We were told to come back on the Saturday for more tests.
The following morning, Leon couldn’t see. He could read the day before and now he couldn’t.
We called the doctor and he said come straight in. We took too long getting there and they called asking where we were (not a good sign). The doctor rushed Leon in the back—took 1 look at him and said get him to the big hospital.
Rushed to the big hospital and were there the whole day doing lots and lots of tests. Most of which he failed. (couldn’t see below the 3rd line down on the eye chart even with lenses put in / couldn’t see when the light stopped or began strobing). Questioned about stress in his life and the headaches (we assumed they were weather related because he had them last year at the same time). Had an MRI.

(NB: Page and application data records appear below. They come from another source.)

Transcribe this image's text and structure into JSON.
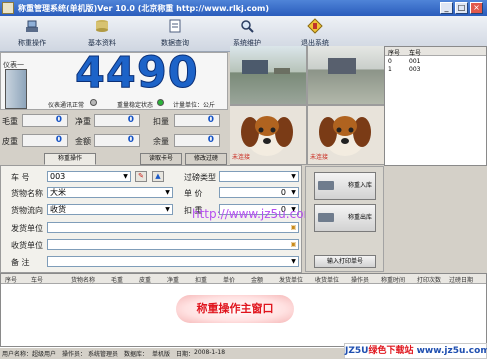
{
  "window": {
    "title": "称重管理系统(单机版)Ver 10.0 (北京称重 http://www.rlkj.com)"
  },
  "toolbar": [
    {
      "label": "称重操作",
      "icon": "scale-icon"
    },
    {
      "label": "基本资料",
      "icon": "database-icon"
    },
    {
      "label": "数据查询",
      "icon": "report-icon"
    },
    {
      "label": "系统维护",
      "icon": "magnifier-icon"
    },
    {
      "label": "退出系统",
      "icon": "exit-icon"
    }
  ],
  "weight": {
    "value": "4490",
    "label_top": "仪表一",
    "status1": "仪表通讯正常",
    "status2": "重量稳定状态",
    "status3": "计量单位：公斤"
  },
  "summary": [
    {
      "label": "毛重",
      "value": "0"
    },
    {
      "label": "净重",
      "value": "0"
    },
    {
      "label": "扣量",
      "value": "0"
    },
    {
      "label": "皮重",
      "value": "0"
    },
    {
      "label": "金额",
      "value": "0"
    },
    {
      "label": "余量",
      "value": "0"
    }
  ],
  "tabs": [
    "称重操作",
    "读取卡号",
    "修改过磅"
  ],
  "form": {
    "car_label": "车  号",
    "car_value": "003",
    "goods_label": "货物名称",
    "goods_value": "大米",
    "flow_label": "货物流向",
    "flow_value": "收货",
    "sender_label": "发货单位",
    "receiver_label": "收货单位",
    "remark_label": "备  注",
    "weigh_type_label": "过磅类型",
    "unit_price_label": "单  价",
    "unit_price_value": "0",
    "deduct_label": "扣  重",
    "deduct_value": "0"
  },
  "buttons": {
    "weigh_in": "称重入库",
    "weigh_out": "称重出库",
    "print": "输入打印单号"
  },
  "watermark": "http://www.jz5u.com",
  "cameras": {
    "cam1_label": "未连接",
    "cam2_label": "未连接"
  },
  "pending": {
    "headers": [
      "序号",
      "车号"
    ],
    "rows": [
      {
        "seq": "0",
        "car": "001"
      },
      {
        "seq": "1",
        "car": "003"
      }
    ]
  },
  "grid": {
    "headers": [
      "序号",
      "车号",
      "货物名称",
      "毛重",
      "皮重",
      "净重",
      "扣重",
      "单价",
      "金额",
      "发货单位",
      "收货单位",
      "操作员",
      "称重时间",
      "打印次数",
      "过磅日期"
    ]
  },
  "banner": "称重操作主窗口",
  "statusbar": {
    "segments": [
      "用户名称：",
      "超级用户",
      "操作员：",
      "系统管理员",
      "数据库：",
      "单机版",
      "日期：",
      "2008-1-18"
    ]
  },
  "logo": {
    "text_a": "JZ5U",
    "text_b": "绿色下载站",
    "text_c": "www.jz5u.com"
  }
}
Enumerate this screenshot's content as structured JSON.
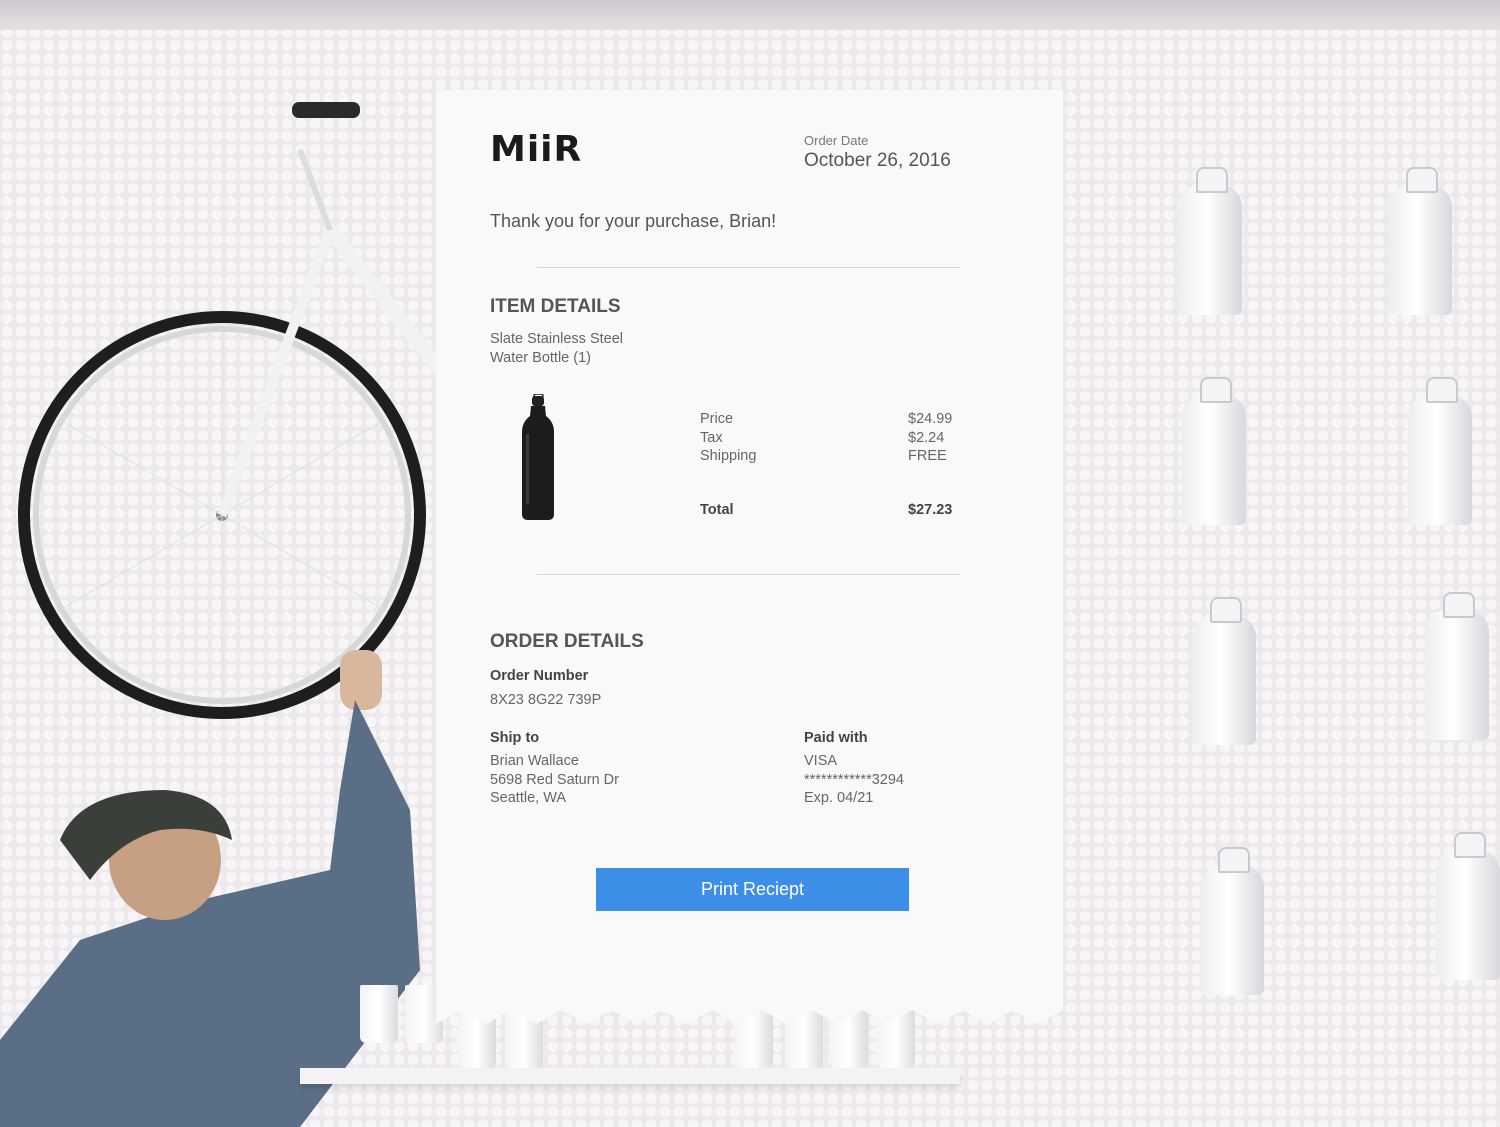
{
  "brand": {
    "logo_text": "MiiR"
  },
  "header": {
    "order_date_label": "Order Date",
    "order_date": "October 26, 2016"
  },
  "greeting": "Thank you for your purchase, Brian!",
  "item_details": {
    "heading": "ITEM DETAILS",
    "item_name_line1": "Slate Stainless Steel",
    "item_name_line2": "Water Bottle (1)",
    "price_label": "Price",
    "price_value": "$24.99",
    "tax_label": "Tax",
    "tax_value": "$2.24",
    "shipping_label": "Shipping",
    "shipping_value": "FREE",
    "total_label": "Total",
    "total_value": "$27.23"
  },
  "order_details": {
    "heading": "ORDER DETAILS",
    "order_number_label": "Order Number",
    "order_number": "8X23 8G22 739P",
    "ship_to_label": "Ship to",
    "ship_name": "Brian Wallace",
    "ship_street": "5698 Red Saturn Dr",
    "ship_city": "Seattle, WA",
    "paid_with_label": "Paid with",
    "card_type": "VISA",
    "card_number": "************3294",
    "card_exp": "Exp. 04/21"
  },
  "actions": {
    "print_label": "Print Reciept"
  },
  "colors": {
    "accent": "#3d8ee6",
    "paper": "#f9f9f9"
  },
  "icons": {
    "product_image": "bottle-icon"
  }
}
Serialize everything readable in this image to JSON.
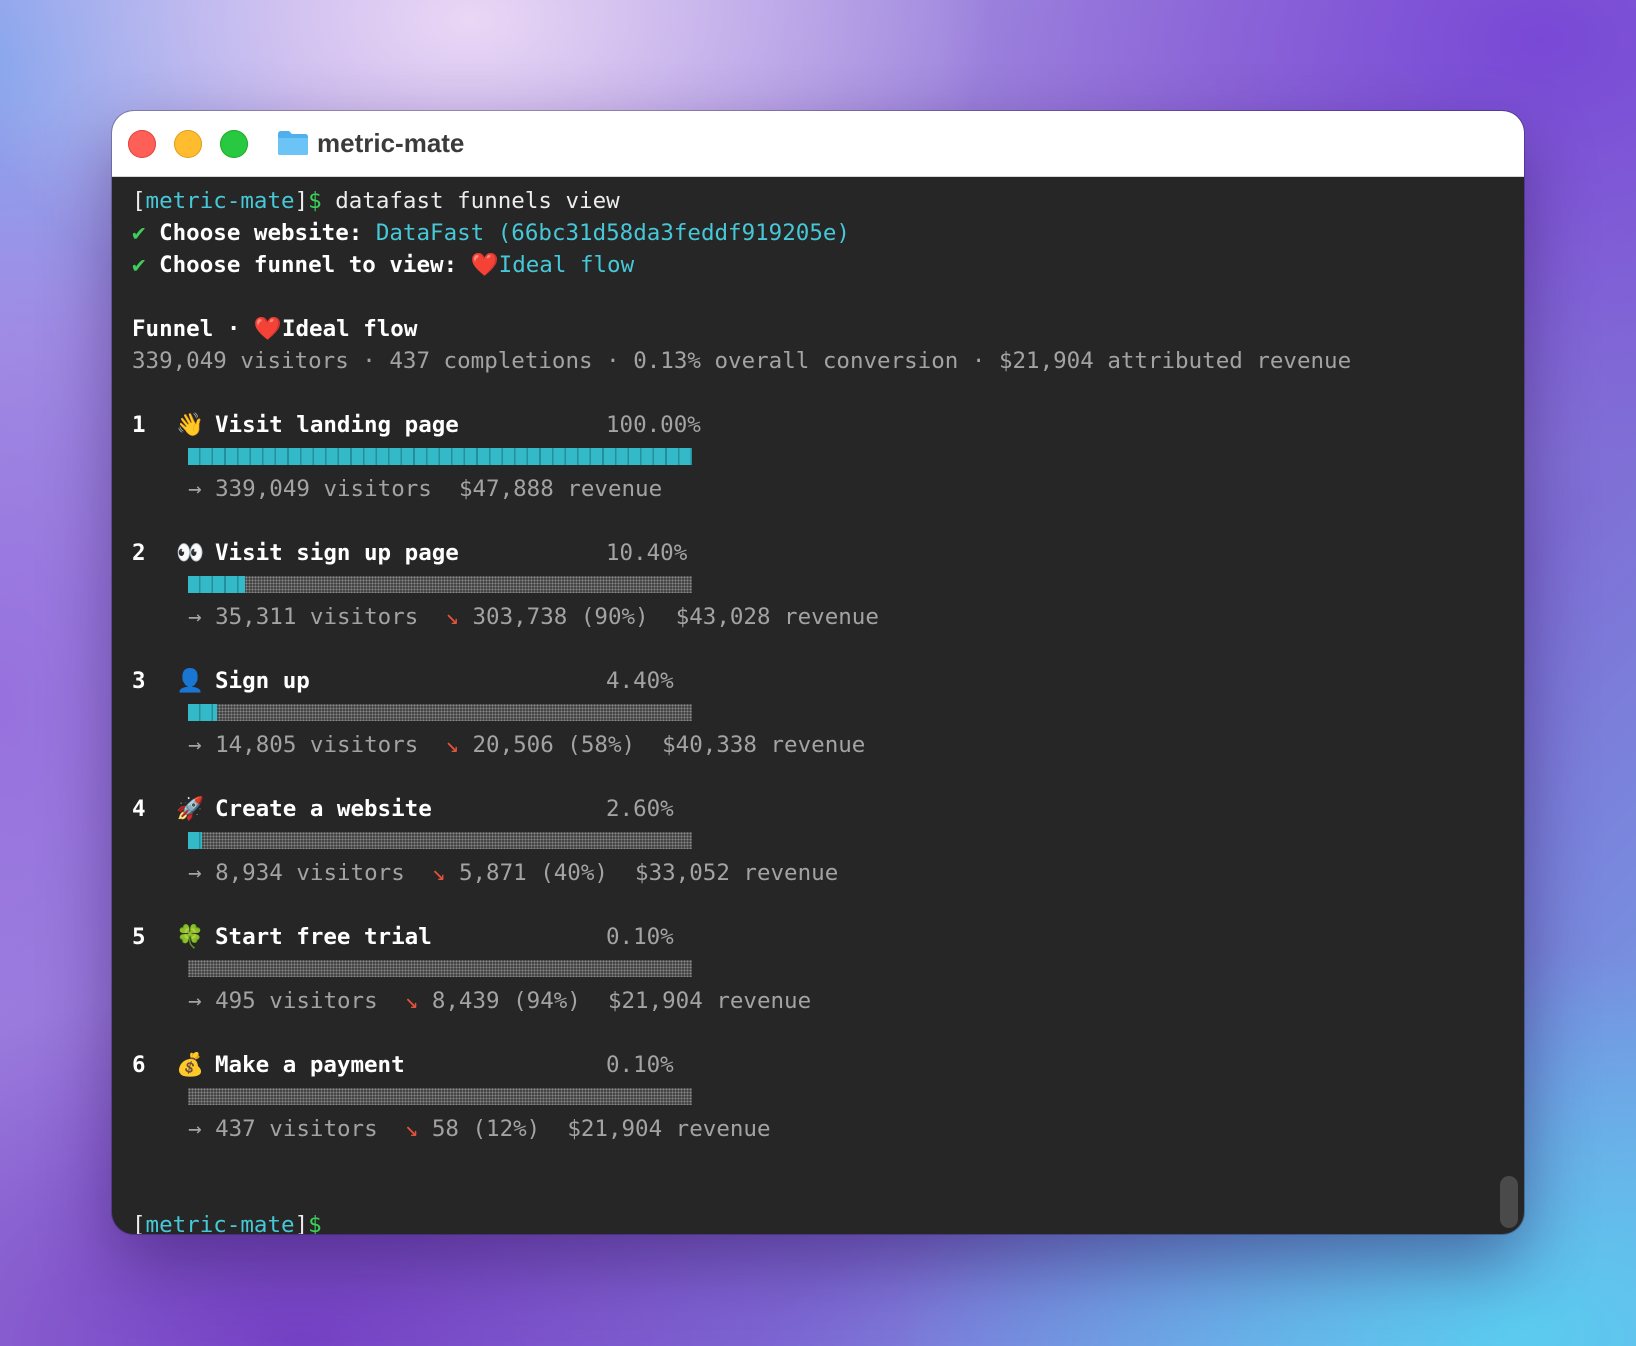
{
  "window": {
    "title": "metric-mate"
  },
  "terminal": {
    "prompt_open": "[",
    "prompt_dir": "metric-mate",
    "prompt_close": "]",
    "prompt_symbol": "$",
    "command": " datafast funnels view",
    "check": "✔",
    "website_label": "Choose website: ",
    "website_value": "DataFast (66bc31d58da3feddf919205e)",
    "funnel_label": "Choose funnel to view: ",
    "funnel_emoji": "❤️",
    "funnel_value": "Ideal flow",
    "heading_prefix": "Funnel · ",
    "heading_emoji": "❤️",
    "heading_name": "Ideal flow",
    "summary": "339,049 visitors · 437 completions · 0.13% overall conversion · $21,904 attributed revenue"
  },
  "steps": [
    {
      "number": "1",
      "emoji": "👋",
      "name": "Visit landing page",
      "percent_label": "100.00%",
      "fill_fraction": 1.0,
      "arrow": "→",
      "visitors": "339,049 visitors",
      "drop_icon": "",
      "dropoff": "",
      "revenue": "$47,888 revenue"
    },
    {
      "number": "2",
      "emoji": "👀",
      "name": "Visit sign up page",
      "percent_label": "10.40%",
      "fill_fraction": 0.114,
      "arrow": "→",
      "visitors": "35,311 visitors",
      "drop_icon": "↘",
      "dropoff": "303,738 (90%)",
      "revenue": "$43,028 revenue"
    },
    {
      "number": "3",
      "emoji": "👤",
      "name": "Sign up",
      "percent_label": "4.40%",
      "fill_fraction": 0.057,
      "arrow": "→",
      "visitors": "14,805 visitors",
      "drop_icon": "↘",
      "dropoff": "20,506 (58%)",
      "revenue": "$40,338 revenue"
    },
    {
      "number": "4",
      "emoji": "🚀",
      "name": "Create a website",
      "percent_label": "2.60%",
      "fill_fraction": 0.028,
      "arrow": "→",
      "visitors": "8,934 visitors",
      "drop_icon": "↘",
      "dropoff": "5,871 (40%)",
      "revenue": "$33,052 revenue"
    },
    {
      "number": "5",
      "emoji": "🍀",
      "name": "Start free trial",
      "percent_label": "0.10%",
      "fill_fraction": 0.0,
      "arrow": "→",
      "visitors": "495 visitors",
      "drop_icon": "↘",
      "dropoff": "8,439 (94%)",
      "revenue": "$21,904 revenue"
    },
    {
      "number": "6",
      "emoji": "💰",
      "name": "Make a payment",
      "percent_label": "0.10%",
      "fill_fraction": 0.0,
      "arrow": "→",
      "visitors": "437 visitors",
      "drop_icon": "↘",
      "dropoff": "58 (12%)",
      "revenue": "$21,904 revenue"
    }
  ],
  "colors": {
    "accent": "#46c8d8",
    "prompt_symbol": "#3ed05a",
    "dropoff": "#e5533d",
    "bar_fill": "#34b9c9"
  }
}
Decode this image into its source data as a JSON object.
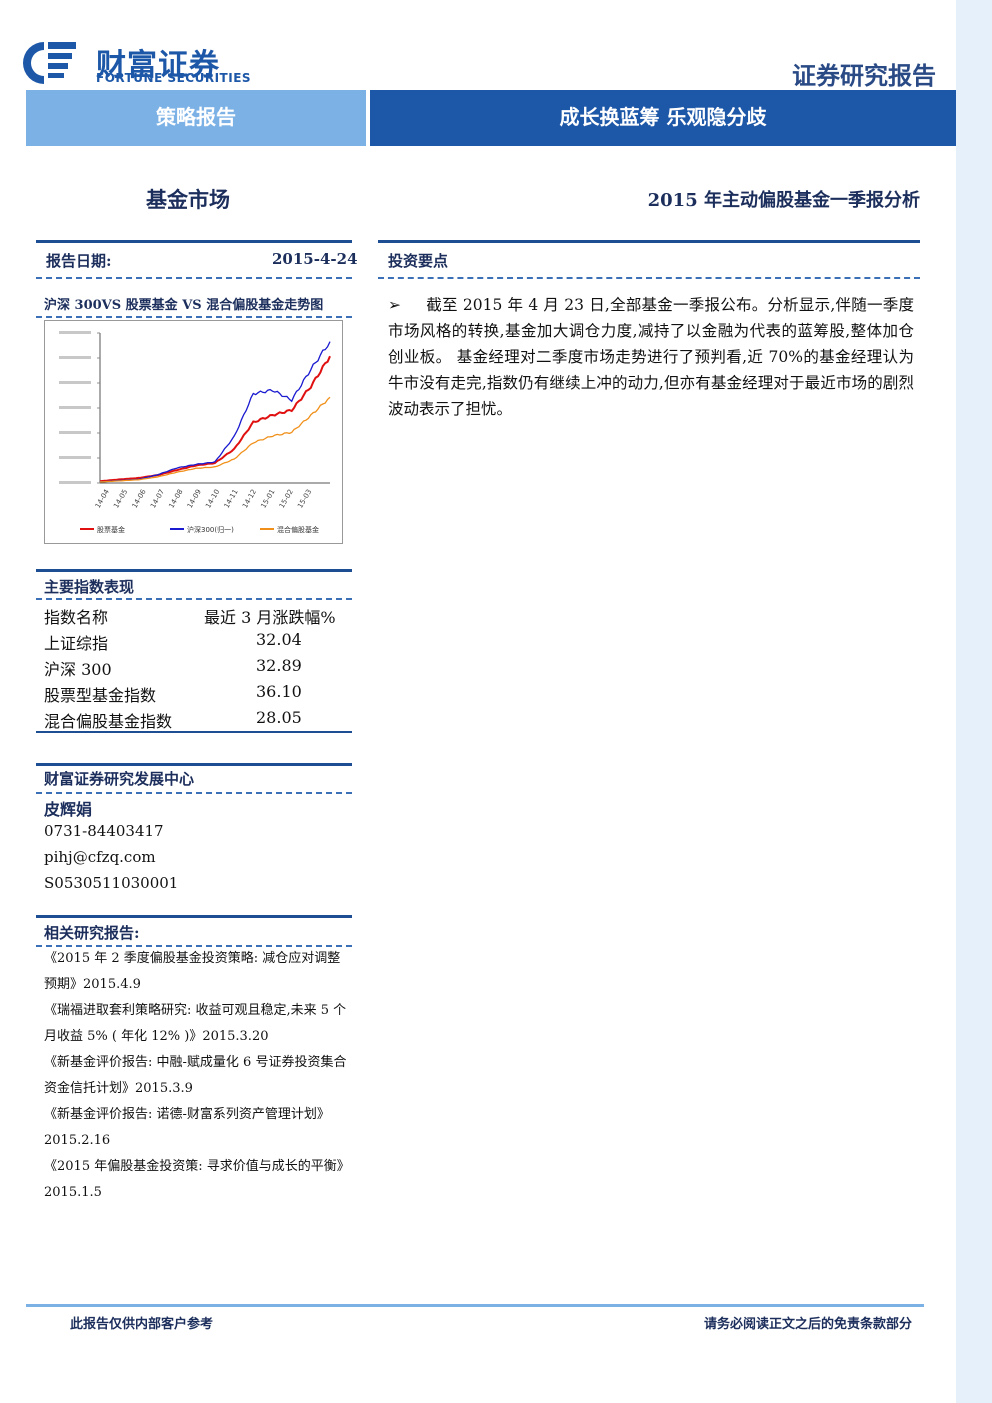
{
  "header": {
    "company_cn": "财富证券",
    "company_en": "FORTUNE SECURITIES",
    "doc_type": "证券研究报告",
    "banner_left": "策略报告",
    "banner_right": "成长换蓝筹  乐观隐分歧"
  },
  "subheader": {
    "sector": "基金市场",
    "title": "2015 年主动偏股基金一季报分析"
  },
  "report_date": {
    "label": "报告日期:",
    "value": "2015-4-24"
  },
  "chart_title": "沪深 300VS 股票基金 VS 混合偏股基金走势图",
  "chart_data": {
    "type": "line",
    "x": [
      "14-04",
      "14-05",
      "14-06",
      "14-07",
      "14-08",
      "14-09",
      "14-10",
      "14-11",
      "14-12",
      "15-01",
      "15-02",
      "15-03"
    ],
    "ylim": [
      4200,
      8400
    ],
    "series": [
      {
        "name": "股票基金",
        "color": "#e01010",
        "values": [
          4250,
          4300,
          4340,
          4420,
          4560,
          4690,
          4760,
          5150,
          5900,
          6100,
          6240,
          6900,
          7750
        ]
      },
      {
        "name": "沪深300(归一)",
        "color": "#1a1ad0",
        "values": [
          4230,
          4270,
          4300,
          4430,
          4620,
          4720,
          4790,
          5500,
          6700,
          6800,
          6520,
          7380,
          8160
        ]
      },
      {
        "name": "混合偏股基金",
        "color": "#f0901a",
        "values": [
          4230,
          4260,
          4290,
          4370,
          4500,
          4610,
          4650,
          4870,
          5330,
          5520,
          5620,
          6090,
          6600
        ]
      }
    ]
  },
  "index_table": {
    "title": "主要指数表现",
    "col1": "指数名称",
    "col2": "最近 3 月涨跌幅%",
    "rows": [
      {
        "name": "上证综指",
        "value": "32.04"
      },
      {
        "name": "沪深 300",
        "value": "32.89"
      },
      {
        "name": "股票型基金指数",
        "value": "36.10"
      },
      {
        "name": "混合偏股基金指数",
        "value": "28.05"
      }
    ]
  },
  "contact": {
    "dept": "财富证券研究发展中心",
    "name": "皮辉娟",
    "phone": "0731-84403417",
    "email": "pihj@cfzq.com",
    "license": "S0530511030001"
  },
  "related": {
    "title": "相关研究报告:",
    "items": [
      "《2015 年 2 季度偏股基金投资策略: 减仓应对调整预期》2015.4.9",
      "《瑞福进取套利策略研究: 收益可观且稳定,未来 5 个月收益 5% ( 年化 12% )》2015.3.20",
      "《新基金评价报告: 中融-赋成量化 6 号证券投资集合资金信托计划》2015.3.9",
      "《新基金评价报告: 诺德-财富系列资产管理计划》2015.2.16",
      "《2015 年偏股基金投资策: 寻求价值与成长的平衡》2015.1.5"
    ]
  },
  "key_points": {
    "title": "投资要点",
    "bullet": "➢",
    "text": "截至 2015 年 4 月 23 日,全部基金一季报公布。分析显示,伴随一季度市场风格的转换,基金加大调仓力度,减持了以金融为代表的蓝筹股,整体加仓创业板。 基金经理对二季度市场走势进行了预判看,近 70%的基金经理认为牛市没有走完,指数仍有继续上冲的动力,但亦有基金经理对于最近市场的剧烈波动表示了担忧。"
  },
  "footer": {
    "left": "此报告仅供内部客户参考",
    "right": "请务必阅读正文之后的免责条款部分"
  }
}
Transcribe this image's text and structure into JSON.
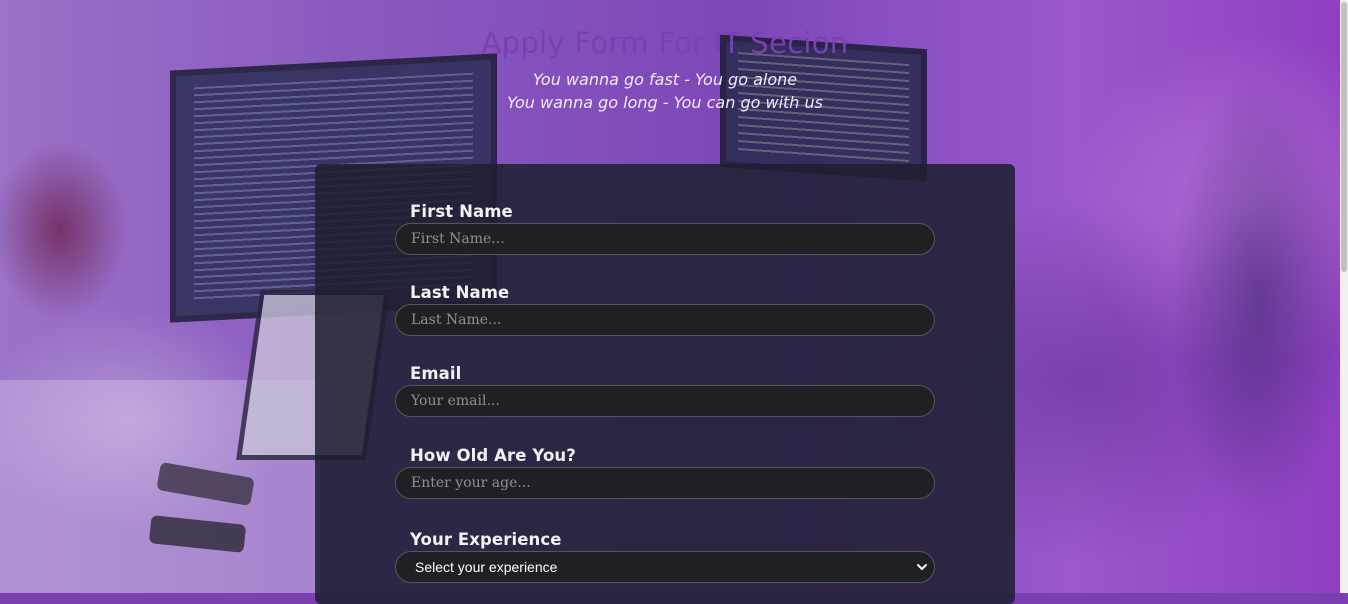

At the end of the day, the doctors said “You have an appointment at Saitama Children’s Hospital to see a pediatric specialist who can help with kids like Leon. We’ll send all the data we’ve gathered today and a reference letter (6 pages long).” (kids like Leon??? What does that mean?) They still couldn’t tell us what was wrong with Leon. They wanted the 3rd hospital to do more tests and then tell us.
By now, we’re fearing the worst.
Leon was thinking this is what you need to go through to get glasses. Did you have to do all this too Mom? Do you have to do this every time? NO. This is NOT normal.
More tests and questioning at Saitama Children’s Hospital.
Finally! We’re told that Leon is FINE. He doesn’t have a brain tumor or brain damage or eye damage or going blind....... BUT he does need glasses! He's severely far - sighted. (So this IS what you need to get glasses if you’re Leon Long).
*** The reasons we were red flagged and it WAS necessary to do all the tests to check there were no more serious problems was:
# 1. Even with lenses, Leon can’t get to ‘perfect vision”. The nearest he can get is 0.4. (I've been looking this up, but can't find any more information)
# 2. He’d been off school the week before for 5 days with headaches.
# 3. His eyesight changed overnight. He COULD read on the Wednesday and since then he hasn’t been able to. (This is rare but CAN happen if your eyes have been compensating for awhile and then they just give up).
All of those things ARE strange and rare and DO warrant further tests.
Luckily we live in a country where health care is free for those under 18, or we’d be bankrupt now.
So far this year (since April), Leon’s missed 7 days of school. And missed the annual school dental exam.
Please let our visit to the dentist be straightforward.
I will make sure to have no commitments that day though.
Have you had any health scares?